Segment Start: Extracted material

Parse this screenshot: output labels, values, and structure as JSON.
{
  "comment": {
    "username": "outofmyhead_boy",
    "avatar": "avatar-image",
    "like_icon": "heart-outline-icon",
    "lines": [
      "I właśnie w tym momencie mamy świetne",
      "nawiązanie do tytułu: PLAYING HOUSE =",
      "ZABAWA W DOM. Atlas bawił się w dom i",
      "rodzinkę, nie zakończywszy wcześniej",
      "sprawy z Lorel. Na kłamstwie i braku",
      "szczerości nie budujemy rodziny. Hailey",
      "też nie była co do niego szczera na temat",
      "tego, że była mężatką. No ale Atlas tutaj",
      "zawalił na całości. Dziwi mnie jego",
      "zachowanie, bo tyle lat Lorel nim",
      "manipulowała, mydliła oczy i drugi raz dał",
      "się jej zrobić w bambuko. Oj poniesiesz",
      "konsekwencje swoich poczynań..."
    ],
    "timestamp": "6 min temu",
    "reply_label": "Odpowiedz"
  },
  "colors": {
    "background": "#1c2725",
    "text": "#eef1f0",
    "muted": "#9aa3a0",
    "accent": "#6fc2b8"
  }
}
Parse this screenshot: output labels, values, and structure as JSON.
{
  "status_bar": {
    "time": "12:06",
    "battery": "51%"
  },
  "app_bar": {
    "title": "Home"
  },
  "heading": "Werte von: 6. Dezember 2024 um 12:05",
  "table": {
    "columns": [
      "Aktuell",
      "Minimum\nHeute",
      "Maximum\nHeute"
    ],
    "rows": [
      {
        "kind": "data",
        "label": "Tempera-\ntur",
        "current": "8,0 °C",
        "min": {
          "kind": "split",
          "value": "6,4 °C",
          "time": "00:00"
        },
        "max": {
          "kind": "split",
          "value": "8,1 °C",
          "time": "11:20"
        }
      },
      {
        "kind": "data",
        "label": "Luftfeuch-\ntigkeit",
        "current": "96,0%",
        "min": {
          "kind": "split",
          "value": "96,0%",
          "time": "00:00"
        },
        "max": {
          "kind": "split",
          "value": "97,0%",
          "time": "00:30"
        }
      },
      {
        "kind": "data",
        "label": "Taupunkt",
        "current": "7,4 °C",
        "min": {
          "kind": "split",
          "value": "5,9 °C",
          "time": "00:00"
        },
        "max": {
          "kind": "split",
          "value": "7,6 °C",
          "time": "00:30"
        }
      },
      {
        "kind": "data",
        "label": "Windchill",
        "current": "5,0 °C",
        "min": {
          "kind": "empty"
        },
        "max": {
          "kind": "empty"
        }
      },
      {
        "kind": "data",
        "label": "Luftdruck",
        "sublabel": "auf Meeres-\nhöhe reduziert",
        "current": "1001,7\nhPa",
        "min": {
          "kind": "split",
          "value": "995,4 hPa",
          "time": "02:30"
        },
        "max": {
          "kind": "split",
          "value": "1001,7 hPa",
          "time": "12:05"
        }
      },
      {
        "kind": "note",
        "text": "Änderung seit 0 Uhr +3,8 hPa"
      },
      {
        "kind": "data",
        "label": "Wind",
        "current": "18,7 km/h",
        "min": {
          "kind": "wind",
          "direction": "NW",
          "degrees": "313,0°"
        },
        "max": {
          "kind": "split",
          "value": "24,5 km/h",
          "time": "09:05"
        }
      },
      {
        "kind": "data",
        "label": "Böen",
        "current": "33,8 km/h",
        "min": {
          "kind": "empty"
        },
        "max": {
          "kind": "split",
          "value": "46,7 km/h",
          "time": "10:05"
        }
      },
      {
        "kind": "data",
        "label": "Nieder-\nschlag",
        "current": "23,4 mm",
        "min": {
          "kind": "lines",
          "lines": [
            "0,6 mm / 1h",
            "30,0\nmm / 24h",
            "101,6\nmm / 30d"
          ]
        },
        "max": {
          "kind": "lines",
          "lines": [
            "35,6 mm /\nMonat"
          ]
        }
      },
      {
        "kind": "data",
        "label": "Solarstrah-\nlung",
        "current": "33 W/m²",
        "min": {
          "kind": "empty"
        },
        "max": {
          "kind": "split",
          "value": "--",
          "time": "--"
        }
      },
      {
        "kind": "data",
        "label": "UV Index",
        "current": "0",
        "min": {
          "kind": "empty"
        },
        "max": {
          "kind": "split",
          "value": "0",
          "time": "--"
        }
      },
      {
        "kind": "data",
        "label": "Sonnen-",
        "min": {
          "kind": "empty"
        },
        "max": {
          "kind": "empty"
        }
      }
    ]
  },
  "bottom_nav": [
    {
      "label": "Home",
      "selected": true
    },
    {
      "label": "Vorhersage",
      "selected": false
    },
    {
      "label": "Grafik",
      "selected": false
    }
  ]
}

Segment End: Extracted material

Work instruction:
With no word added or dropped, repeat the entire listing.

Finished exercise:
Parse this screenshot: output labels, values, and structure as JSON.
{
  "comment": {
    "username": "outofmyhead_boy",
    "avatar": "avatar-image",
    "like_icon": "heart-outline-icon",
    "lines": [
      "I właśnie w tym momencie mamy świetne",
      "nawiązanie do tytułu: PLAYING HOUSE =",
      "ZABAWA W DOM. Atlas bawił się w dom i",
      "rodzinkę, nie zakończywszy wcześniej",
      "sprawy z Lorel. Na kłamstwie i braku",
      "szczerości nie budujemy rodziny. Hailey",
      "też nie była co do niego szczera na temat",
      "tego, że była mężatką. No ale Atlas tutaj",
      "zawalił na całości. Dziwi mnie jego",
      "zachowanie, bo tyle lat Lorel nim",
      "manipulowała, mydliła oczy i drugi raz dał",
      "się jej zrobić w bambuko. Oj poniesiesz",
      "konsekwencje swoich poczynań..."
    ],
    "timestamp": "6 min temu",
    "reply_label": "Odpowiedz"
  },
  "colors": {
    "background": "#1c2725",
    "text": "#eef1f0",
    "muted": "#9aa3a0",
    "accent": "#6fc2b8"
  }
}
Parse this screenshot: output labels, values, and structure as JSON.
{
  "status_bar": {
    "time": "12:06",
    "battery": "51%"
  },
  "app_bar": {
    "title": "Home"
  },
  "heading": "Werte von: 6. Dezember 2024 um 12:05",
  "table": {
    "columns": [
      "Aktuell",
      "Minimum\nHeute",
      "Maximum\nHeute"
    ],
    "rows": [
      {
        "kind": "data",
        "label": "Tempera-\ntur",
        "current": "8,0 °C",
        "min": {
          "kind": "split",
          "value": "6,4 °C",
          "time": "00:00"
        },
        "max": {
          "kind": "split",
          "value": "8,1 °C",
          "time": "11:20"
        }
      },
      {
        "kind": "data",
        "label": "Luftfeuch-\ntigkeit",
        "current": "96,0%",
        "min": {
          "kind": "split",
          "value": "96,0%",
          "time": "00:00"
        },
        "max": {
          "kind": "split",
          "value": "97,0%",
          "time": "00:30"
        }
      },
      {
        "kind": "data",
        "label": "Taupunkt",
        "current": "7,4 °C",
        "min": {
          "kind": "split",
          "value": "5,9 °C",
          "time": "00:00"
        },
        "max": {
          "kind": "split",
          "value": "7,6 °C",
          "time": "00:30"
        }
      },
      {
        "kind": "data",
        "label": "Windchill",
        "current": "5,0 °C",
        "min": {
          "kind": "empty"
        },
        "max": {
          "kind": "empty"
        }
      },
      {
        "kind": "data",
        "label": "Luftdruck",
        "sublabel": "auf Meeres-\nhöhe reduziert",
        "current": "1001,7\nhPa",
        "min": {
          "kind": "split",
          "value": "995,4 hPa",
          "time": "02:30"
        },
        "max": {
          "kind": "split",
          "value": "1001,7 hPa",
          "time": "12:05"
        }
      },
      {
        "kind": "note",
        "text": "Änderung seit 0 Uhr +3,8 hPa"
      },
      {
        "kind": "data",
        "label": "Wind",
        "current": "18,7 km/h",
        "min": {
          "kind": "wind",
          "direction": "NW",
          "degrees": "313,0°"
        },
        "max": {
          "kind": "split",
          "value": "24,5 km/h",
          "time": "09:05"
        }
      },
      {
        "kind": "data",
        "label": "Böen",
        "current": "33,8 km/h",
        "min": {
          "kind": "empty"
        },
        "max": {
          "kind": "split",
          "value": "46,7 km/h",
          "time": "10:05"
        }
      },
      {
        "kind": "data",
        "label": "Nieder-\nschlag",
        "current": "23,4 mm",
        "min": {
          "kind": "lines",
          "lines": [
            "0,6 mm / 1h",
            "30,0\nmm / 24h",
            "101,6\nmm / 30d"
          ]
        },
        "max": {
          "kind": "lines",
          "lines": [
            "35,6 mm /\nMonat"
          ]
        }
      },
      {
        "kind": "data",
        "label": "Solarstrah-\nlung",
        "current": "33 W/m²",
        "min": {
          "kind": "empty"
        },
        "max": {
          "kind": "split",
          "value": "--",
          "time": "--"
        }
      },
      {
        "kind": "data",
        "label": "UV Index",
        "current": "0",
        "min": {
          "kind": "empty"
        },
        "max": {
          "kind": "split",
          "value": "0",
          "time": "--"
        }
      },
      {
        "kind": "data",
        "label": "Sonnen-",
        "min": {
          "kind": "empty"
        },
        "max": {
          "kind": "empty"
        }
      }
    ]
  },
  "bottom_nav": [
    {
      "label": "Home",
      "selected": true
    },
    {
      "label": "Vorhersage",
      "selected": false
    },
    {
      "label": "Grafik",
      "selected": false
    }
  ]
}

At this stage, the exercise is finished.